§ **What you have to do**
Go through the entries below and copy each line that holds the word "JSON".

§ **Provided records**

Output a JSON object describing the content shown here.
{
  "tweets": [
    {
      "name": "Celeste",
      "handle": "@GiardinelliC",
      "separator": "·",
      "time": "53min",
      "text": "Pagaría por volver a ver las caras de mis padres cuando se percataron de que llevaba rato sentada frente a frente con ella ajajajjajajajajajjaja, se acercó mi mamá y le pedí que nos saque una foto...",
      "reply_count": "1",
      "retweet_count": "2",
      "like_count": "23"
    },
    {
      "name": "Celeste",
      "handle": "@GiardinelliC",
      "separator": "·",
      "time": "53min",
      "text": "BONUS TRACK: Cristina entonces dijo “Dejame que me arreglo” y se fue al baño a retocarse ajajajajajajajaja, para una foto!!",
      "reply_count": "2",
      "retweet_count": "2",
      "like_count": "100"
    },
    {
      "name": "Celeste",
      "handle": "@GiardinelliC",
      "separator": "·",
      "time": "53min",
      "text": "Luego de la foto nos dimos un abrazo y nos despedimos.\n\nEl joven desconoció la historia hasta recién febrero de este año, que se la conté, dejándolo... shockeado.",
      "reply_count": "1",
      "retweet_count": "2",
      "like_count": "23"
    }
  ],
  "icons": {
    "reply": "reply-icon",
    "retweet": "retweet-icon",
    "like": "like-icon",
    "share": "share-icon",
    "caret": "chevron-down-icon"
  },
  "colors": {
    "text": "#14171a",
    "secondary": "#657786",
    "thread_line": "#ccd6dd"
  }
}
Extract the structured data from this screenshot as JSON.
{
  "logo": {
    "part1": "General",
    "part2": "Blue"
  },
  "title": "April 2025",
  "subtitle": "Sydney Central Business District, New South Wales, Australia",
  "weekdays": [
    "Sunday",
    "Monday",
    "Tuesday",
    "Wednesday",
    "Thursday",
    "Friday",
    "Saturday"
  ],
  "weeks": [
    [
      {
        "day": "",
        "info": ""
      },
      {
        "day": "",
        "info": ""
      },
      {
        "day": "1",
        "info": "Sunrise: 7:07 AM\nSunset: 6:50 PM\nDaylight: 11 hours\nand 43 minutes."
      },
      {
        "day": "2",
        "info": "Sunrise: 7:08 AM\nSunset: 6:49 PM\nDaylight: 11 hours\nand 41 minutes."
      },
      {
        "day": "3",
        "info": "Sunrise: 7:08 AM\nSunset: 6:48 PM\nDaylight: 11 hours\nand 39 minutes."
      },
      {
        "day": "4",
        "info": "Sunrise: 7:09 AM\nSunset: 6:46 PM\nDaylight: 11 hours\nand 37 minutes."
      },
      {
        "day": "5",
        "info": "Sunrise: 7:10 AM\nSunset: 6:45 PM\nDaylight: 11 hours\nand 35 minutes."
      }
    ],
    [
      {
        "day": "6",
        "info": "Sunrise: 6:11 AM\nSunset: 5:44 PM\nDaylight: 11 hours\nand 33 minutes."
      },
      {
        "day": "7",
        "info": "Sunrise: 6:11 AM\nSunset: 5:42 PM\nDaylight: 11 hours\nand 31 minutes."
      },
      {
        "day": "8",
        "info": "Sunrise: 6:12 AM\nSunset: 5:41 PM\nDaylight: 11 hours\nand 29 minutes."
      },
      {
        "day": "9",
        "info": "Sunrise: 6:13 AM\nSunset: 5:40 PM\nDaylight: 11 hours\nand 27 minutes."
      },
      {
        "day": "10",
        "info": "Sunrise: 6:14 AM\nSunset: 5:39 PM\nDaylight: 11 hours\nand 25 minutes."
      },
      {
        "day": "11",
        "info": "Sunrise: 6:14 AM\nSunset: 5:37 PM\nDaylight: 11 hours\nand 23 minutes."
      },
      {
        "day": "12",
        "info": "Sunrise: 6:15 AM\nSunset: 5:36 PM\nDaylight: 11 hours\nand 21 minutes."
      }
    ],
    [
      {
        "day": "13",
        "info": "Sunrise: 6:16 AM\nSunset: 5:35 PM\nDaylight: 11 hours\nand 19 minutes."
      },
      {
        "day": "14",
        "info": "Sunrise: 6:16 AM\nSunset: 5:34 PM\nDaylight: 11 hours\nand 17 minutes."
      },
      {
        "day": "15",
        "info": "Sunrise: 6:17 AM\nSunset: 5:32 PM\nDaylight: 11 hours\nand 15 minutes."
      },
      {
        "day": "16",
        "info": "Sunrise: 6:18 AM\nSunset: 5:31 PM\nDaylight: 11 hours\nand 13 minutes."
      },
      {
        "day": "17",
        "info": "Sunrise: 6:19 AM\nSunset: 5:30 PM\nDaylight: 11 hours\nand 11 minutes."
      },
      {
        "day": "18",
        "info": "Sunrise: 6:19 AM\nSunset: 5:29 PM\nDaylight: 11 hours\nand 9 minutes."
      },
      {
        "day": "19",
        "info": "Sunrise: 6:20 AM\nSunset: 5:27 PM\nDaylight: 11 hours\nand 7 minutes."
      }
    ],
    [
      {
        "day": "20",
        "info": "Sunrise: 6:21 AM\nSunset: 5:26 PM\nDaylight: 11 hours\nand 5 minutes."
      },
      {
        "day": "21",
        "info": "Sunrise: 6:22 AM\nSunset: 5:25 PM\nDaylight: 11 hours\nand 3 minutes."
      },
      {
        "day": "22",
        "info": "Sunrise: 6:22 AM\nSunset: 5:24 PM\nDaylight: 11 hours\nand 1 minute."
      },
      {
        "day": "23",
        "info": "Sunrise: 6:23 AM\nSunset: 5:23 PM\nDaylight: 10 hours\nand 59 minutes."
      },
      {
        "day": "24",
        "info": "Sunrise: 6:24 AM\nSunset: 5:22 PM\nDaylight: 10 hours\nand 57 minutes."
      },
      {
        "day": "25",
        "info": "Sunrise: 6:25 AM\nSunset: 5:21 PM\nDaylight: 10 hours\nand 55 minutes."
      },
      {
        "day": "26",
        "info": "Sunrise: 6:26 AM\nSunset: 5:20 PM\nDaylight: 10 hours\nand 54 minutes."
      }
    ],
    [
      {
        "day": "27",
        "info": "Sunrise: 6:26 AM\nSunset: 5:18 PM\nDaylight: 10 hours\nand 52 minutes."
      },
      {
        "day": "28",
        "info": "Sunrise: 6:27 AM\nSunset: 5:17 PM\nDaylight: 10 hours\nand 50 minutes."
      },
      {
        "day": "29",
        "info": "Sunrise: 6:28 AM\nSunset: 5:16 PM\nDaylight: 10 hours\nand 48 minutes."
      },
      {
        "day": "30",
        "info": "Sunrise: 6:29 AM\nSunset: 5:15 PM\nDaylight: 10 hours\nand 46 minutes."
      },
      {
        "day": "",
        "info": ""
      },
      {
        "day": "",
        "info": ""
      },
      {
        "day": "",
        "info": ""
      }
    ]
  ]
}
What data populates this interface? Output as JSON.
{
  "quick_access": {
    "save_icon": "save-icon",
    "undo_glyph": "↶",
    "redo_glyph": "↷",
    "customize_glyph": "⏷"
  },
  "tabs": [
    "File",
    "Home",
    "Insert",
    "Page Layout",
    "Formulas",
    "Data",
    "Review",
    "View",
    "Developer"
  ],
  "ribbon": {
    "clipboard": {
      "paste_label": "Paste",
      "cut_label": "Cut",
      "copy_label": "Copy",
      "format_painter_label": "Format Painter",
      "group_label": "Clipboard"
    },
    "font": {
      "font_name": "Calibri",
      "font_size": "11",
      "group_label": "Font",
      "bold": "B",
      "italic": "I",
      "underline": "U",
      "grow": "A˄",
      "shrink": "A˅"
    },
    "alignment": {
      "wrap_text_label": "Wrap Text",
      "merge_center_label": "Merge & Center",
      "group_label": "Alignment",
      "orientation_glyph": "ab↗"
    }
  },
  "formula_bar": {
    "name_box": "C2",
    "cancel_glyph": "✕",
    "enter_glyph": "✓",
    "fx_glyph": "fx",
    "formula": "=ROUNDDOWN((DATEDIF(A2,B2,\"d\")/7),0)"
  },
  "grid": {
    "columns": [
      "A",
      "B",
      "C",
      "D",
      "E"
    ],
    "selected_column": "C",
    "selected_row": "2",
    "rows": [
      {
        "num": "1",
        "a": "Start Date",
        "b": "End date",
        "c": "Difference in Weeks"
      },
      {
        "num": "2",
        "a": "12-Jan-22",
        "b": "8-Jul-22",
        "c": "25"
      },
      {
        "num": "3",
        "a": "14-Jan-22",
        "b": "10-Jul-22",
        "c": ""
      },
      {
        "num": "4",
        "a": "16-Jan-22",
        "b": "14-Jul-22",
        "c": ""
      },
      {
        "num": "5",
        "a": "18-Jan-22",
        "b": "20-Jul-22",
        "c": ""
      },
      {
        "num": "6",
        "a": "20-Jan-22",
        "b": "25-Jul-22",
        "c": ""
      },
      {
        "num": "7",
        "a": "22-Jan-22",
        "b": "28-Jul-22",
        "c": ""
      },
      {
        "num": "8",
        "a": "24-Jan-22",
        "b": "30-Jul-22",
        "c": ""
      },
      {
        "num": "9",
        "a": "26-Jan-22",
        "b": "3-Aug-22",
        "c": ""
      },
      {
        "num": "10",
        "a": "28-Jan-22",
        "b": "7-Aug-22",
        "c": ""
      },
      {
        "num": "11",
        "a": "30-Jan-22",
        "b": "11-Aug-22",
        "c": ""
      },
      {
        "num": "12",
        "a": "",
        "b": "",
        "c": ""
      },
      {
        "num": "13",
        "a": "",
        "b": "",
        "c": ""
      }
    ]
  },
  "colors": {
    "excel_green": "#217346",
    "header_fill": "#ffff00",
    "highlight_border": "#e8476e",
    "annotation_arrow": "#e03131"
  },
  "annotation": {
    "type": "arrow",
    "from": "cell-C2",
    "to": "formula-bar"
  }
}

§ **Answer box**
Output a JSON object describing the content shown here.
Extract the structured data from this screenshot as JSON.
What data populates this interface? Output as JSON.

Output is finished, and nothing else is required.